# The existence of an orthonormal matrix

Let $$U$$ be an orthonormal matrix. The dimension of $$U$$ is equal to $$n \times n$$. The first row of $$U$$ has the following form: $$\bigg( \frac{1}{\sqrt{n}}, \ldots , \frac{1}{\sqrt{n}} \bigg). \tag{1}$$ How can I prove that $$U$$ with property (1) exists?

Take your row vector (call it $$v_1$$) and extend this set to a basis of $$\mathbb{R}^n$$. Then orthonormalize this basis, (using Gram-Schmidt), obtaining {$$v_1, \dots, v_n$$}. Then, the matrix U such that its jth row is $$v_j$$ is an orthonormal matrix.

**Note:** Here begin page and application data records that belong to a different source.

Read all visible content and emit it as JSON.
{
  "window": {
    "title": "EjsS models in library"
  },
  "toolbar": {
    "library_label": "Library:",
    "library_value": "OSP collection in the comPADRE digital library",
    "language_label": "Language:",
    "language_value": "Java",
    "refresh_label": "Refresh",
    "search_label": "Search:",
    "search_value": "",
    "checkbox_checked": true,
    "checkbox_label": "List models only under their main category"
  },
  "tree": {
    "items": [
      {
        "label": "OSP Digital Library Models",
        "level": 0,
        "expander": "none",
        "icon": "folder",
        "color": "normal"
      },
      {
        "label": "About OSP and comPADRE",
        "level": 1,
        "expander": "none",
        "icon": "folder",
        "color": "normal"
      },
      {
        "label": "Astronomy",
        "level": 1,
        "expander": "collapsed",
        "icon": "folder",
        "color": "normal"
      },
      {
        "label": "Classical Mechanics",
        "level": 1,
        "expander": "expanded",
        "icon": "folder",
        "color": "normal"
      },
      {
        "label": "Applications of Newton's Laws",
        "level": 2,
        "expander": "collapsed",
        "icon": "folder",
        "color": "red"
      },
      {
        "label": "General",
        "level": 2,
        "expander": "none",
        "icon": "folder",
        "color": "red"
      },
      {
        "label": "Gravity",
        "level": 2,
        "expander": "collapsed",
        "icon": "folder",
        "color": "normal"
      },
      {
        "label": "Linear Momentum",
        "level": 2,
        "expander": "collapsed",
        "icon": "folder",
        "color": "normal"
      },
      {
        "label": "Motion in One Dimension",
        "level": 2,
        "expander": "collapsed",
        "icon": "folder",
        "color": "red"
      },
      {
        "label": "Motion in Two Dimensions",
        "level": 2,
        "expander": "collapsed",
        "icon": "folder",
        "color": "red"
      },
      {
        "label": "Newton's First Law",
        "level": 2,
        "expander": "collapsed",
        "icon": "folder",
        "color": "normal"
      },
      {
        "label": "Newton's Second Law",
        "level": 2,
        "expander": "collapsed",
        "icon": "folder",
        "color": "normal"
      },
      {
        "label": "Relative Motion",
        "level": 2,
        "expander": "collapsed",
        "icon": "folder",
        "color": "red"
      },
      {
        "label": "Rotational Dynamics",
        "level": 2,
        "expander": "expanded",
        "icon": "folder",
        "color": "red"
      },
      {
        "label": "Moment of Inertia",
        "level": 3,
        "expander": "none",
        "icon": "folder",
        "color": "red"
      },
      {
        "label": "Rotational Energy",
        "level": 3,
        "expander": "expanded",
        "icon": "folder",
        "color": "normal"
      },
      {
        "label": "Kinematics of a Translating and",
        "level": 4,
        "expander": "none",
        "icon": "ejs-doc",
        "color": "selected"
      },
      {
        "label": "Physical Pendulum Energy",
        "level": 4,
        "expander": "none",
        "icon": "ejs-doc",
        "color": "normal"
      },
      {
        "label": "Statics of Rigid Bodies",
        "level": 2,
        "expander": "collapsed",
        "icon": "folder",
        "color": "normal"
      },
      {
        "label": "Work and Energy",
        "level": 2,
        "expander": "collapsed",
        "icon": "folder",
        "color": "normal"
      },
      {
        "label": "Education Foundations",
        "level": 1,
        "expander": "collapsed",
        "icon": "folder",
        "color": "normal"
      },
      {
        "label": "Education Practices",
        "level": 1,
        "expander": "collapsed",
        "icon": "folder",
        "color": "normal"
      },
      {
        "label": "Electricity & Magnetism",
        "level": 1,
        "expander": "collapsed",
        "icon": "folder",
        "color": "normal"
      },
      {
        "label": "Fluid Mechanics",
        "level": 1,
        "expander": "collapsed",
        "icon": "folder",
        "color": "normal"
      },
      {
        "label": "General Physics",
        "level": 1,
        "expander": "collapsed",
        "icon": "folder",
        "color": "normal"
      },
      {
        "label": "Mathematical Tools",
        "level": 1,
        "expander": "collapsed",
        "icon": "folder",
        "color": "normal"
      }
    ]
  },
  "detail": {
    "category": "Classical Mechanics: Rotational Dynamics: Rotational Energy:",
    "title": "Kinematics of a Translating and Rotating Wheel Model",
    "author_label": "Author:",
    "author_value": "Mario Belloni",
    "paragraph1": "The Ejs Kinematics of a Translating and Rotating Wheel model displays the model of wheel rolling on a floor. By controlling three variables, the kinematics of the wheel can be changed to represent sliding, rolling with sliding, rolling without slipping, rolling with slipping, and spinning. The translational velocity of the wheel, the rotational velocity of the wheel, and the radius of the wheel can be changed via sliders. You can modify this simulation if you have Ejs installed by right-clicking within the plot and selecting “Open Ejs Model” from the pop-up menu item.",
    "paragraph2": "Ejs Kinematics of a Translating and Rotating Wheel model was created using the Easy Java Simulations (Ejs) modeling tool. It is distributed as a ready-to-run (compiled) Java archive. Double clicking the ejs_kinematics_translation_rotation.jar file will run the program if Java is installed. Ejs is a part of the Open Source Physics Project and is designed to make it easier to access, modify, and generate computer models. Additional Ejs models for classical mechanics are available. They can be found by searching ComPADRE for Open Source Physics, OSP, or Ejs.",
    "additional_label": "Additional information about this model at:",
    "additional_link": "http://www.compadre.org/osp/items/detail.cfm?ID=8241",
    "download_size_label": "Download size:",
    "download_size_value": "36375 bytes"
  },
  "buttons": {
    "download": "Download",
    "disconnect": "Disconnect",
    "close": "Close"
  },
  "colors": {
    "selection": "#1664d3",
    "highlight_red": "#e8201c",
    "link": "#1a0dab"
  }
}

$$u:=(\frac{1}{\sqrt{n}},\ldots,\frac{1}{\sqrt{n}})$$ is a unit vector in your vector space. You can extend it to a basis $$\{u,v_{2},\ldots,v_{n}\}$$ of $$V$$ and then apply the Gram-Schmidt algorithm on this basis to obtain an orthonormal basis: $$\{e_{1},e_{2},\ldots,e_{n}\}$$ of $$V$$, where $$e_{1}=u$$. The matrix with rows $$e_{1},\ldots e_{n}$$ will then be a unitary matrix.
Consider the vectors $$v_1=e_1+\dots+e_n$$, $$v_i=e_i$$ for $$i=2,\dots,n$$ and apply Gram-Schmidt to them. Then you obtain an orthonormal basis whose first vector is $$(e_1+\dots+e_n)/\sqrt n$$, which is precisely the vector you want.